June 12, 2019

The release of two kidnapped Canadian women is welcome news in Ghana where people are becoming increasingly anxious at the number of people seized, both locals and foreigners. Almost 70 cases were recorded in 2018.

Ghana, Hauptquartier der Regionalpolizei Ashanti in Kumasi
Image: Getty Images/M. Mohammed-Nurudeen

The two young Canadian women who were seized at a golf course in the city of Kumasi have been freed from the hands of kidnappers. According to security service sources, the aim had probably been to hold them until a ransom was paid.

The two women worked for Youth Challenge International, a Canadian organization that sends young people to work on development projects in Africa, Asia and South America.

Ghana is considered to be one of the most secure countries in West Africa but the number of kidnappings has risen sharply in recent months, causing a wave of anxiety among foreigners in the country as well as among local residents.

Almost 70 kidnapping cases were recorded in 2018. In April this year, a 30-year-old Indian man was kidnapped in Kumasi by men who demanded a $500,000 (€442,000) ransom. An Estonian diplomat was seized in the capital Accra during his regular morning walk. Shortly afterwards he was freed by the Special Weapons and Ammunition Tactics (SWAT) Unit of the Accra Regional Police Command who stormed the house where he was being held.

The whereabouts of three Ghanaian girls kidnapped in the west of the country several months ago are still unknown.  

President promises action 

In an an attempt to allay people's fears, President Nana Akufo-Addo emphasized his government's determination to put an end to the kidnappers' activities. Describing kidnapping as a new phenomenon in Ghana, he said: "We need to do something about it to make sure this does not become a feature of our society. Decisions are being taken that will clearly manifest the determination I have to deal with this matter."
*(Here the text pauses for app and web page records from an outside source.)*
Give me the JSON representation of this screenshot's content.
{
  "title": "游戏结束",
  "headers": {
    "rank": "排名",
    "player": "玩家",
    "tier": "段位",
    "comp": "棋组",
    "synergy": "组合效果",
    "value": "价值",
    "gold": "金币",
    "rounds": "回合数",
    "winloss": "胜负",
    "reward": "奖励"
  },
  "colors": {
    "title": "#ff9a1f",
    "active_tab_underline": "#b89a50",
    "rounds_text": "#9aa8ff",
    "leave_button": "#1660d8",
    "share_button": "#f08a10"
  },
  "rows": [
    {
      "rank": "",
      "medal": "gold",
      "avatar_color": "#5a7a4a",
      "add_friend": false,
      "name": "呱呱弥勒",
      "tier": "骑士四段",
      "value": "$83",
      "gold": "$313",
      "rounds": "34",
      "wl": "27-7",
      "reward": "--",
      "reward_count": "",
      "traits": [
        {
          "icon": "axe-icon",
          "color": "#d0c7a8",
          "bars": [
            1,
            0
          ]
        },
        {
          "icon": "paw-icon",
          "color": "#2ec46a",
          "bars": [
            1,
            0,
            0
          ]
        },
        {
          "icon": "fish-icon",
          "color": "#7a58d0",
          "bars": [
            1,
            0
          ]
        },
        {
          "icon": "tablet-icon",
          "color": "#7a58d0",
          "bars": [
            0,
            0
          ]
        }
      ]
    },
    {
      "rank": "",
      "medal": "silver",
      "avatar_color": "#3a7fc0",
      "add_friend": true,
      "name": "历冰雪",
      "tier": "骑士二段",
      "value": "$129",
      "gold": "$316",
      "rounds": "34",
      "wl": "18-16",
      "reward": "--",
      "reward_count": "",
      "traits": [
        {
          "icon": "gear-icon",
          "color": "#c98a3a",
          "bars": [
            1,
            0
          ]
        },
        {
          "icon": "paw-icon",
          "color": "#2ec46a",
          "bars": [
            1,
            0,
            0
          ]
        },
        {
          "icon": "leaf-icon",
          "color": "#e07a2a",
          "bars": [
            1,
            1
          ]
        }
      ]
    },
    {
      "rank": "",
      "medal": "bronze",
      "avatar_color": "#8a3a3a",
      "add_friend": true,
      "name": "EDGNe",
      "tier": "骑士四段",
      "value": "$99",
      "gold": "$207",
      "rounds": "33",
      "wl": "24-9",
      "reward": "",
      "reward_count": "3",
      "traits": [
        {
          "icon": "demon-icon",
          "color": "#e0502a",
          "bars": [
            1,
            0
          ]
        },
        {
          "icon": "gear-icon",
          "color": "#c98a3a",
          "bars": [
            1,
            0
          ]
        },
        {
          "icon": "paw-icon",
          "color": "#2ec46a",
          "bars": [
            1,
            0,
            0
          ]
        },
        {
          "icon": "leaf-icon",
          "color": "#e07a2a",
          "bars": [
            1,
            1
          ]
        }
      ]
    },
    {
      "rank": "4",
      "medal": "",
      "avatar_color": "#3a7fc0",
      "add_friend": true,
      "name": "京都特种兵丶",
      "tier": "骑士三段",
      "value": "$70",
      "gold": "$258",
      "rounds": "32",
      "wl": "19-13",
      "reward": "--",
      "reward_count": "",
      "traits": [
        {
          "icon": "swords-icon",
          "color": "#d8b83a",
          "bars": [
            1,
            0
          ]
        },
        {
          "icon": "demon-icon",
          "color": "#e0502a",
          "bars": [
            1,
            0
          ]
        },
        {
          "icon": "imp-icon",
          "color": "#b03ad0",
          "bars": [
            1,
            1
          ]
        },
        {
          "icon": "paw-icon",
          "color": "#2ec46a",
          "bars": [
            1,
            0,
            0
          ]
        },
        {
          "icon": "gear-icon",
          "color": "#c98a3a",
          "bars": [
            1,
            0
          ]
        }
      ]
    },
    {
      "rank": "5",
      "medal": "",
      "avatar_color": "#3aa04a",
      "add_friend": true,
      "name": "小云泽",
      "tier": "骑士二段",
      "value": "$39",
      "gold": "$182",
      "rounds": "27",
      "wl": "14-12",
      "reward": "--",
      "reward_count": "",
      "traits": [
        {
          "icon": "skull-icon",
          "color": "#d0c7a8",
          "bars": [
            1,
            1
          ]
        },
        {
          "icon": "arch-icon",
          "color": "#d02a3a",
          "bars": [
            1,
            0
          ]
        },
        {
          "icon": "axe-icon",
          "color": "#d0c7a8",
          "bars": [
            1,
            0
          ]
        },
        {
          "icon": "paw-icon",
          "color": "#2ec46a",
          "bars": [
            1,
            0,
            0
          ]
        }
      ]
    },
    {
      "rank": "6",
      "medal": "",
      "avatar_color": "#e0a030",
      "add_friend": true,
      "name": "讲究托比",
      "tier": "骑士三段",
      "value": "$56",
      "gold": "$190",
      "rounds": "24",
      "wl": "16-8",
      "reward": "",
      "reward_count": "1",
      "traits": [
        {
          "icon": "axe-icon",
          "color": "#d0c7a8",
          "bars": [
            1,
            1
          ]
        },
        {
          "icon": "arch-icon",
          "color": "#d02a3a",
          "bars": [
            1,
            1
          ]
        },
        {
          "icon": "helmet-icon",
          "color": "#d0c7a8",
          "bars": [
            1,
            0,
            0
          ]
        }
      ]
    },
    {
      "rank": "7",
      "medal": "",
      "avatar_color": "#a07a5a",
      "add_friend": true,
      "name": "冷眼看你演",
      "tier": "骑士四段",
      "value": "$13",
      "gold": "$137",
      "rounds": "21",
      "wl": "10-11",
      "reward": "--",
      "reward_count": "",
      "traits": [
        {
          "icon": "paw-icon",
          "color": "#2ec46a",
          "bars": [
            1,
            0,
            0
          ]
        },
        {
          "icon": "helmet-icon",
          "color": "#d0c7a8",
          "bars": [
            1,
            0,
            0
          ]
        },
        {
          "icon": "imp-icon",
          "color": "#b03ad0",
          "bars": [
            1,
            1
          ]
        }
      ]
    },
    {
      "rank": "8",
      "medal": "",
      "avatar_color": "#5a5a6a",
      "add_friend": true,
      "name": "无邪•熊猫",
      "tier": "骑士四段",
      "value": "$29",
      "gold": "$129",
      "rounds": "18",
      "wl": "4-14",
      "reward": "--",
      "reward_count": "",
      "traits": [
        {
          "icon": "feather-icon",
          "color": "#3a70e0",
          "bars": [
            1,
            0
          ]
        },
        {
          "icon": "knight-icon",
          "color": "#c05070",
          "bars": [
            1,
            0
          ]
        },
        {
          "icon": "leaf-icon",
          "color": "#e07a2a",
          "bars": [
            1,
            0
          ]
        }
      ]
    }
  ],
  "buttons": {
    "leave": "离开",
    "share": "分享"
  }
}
Ghana's President Nana Akufo-Addo emerging from a car
President Akufo-Addo says he is determined to stamp out kidnappingImage: picture alliance/dpa/AP Photo/G. V. Wijngaert

Many members of the general public feel the time for taking action is long overdue. In connection with the cases recorded in 2018 only one person has been convicted and jailed, while another four are currently on trial. Several Ghanaian lawmakers are unhappy with the lack of progress so far. Opposition lawmaker Samuel Okudzeto Ablakwah says parliament must intervene to force security agencies to do more to end the phenomenon.

"We do not know if ransoms are being paid, and we do not know if Ghana is now becoming a hub for these kidnappers," he said.

Ghana 'still relatively safe'

Security expert Adam Bona says it is in the best interest of the country and its reputation for the issue to be resolved as quickly as possible. Otherwise,"It will impede our development.  People are coming in and out of the country. Businesses are coming in and out, and if you look at the issue of tourism, people are coming here for sightseeing, to spend their vacations here. Who will want to go to a country where the chances are that someone might kidnap you? No one will want to do that."

A sign proclaiming 'You're Welcome'
Ghana's tourism industry hopes visitors will not stay awayImage: picture alliance/dpa

The city of Kumasi, where several kidnappings occurred, is Ghana's second largest city and the former capital of the Ashanti kingdom. It is a popular destination for tourists.

Despite the rising figures, Bona maintains that Ghana is still a relatively safe country for foreigners. "We have had these issues of security lately but that notwithstanding Ghana is safer than most European countries today, " he told DW.

However, he urges visitors and local residents to remain vigilant and keep their eyes open.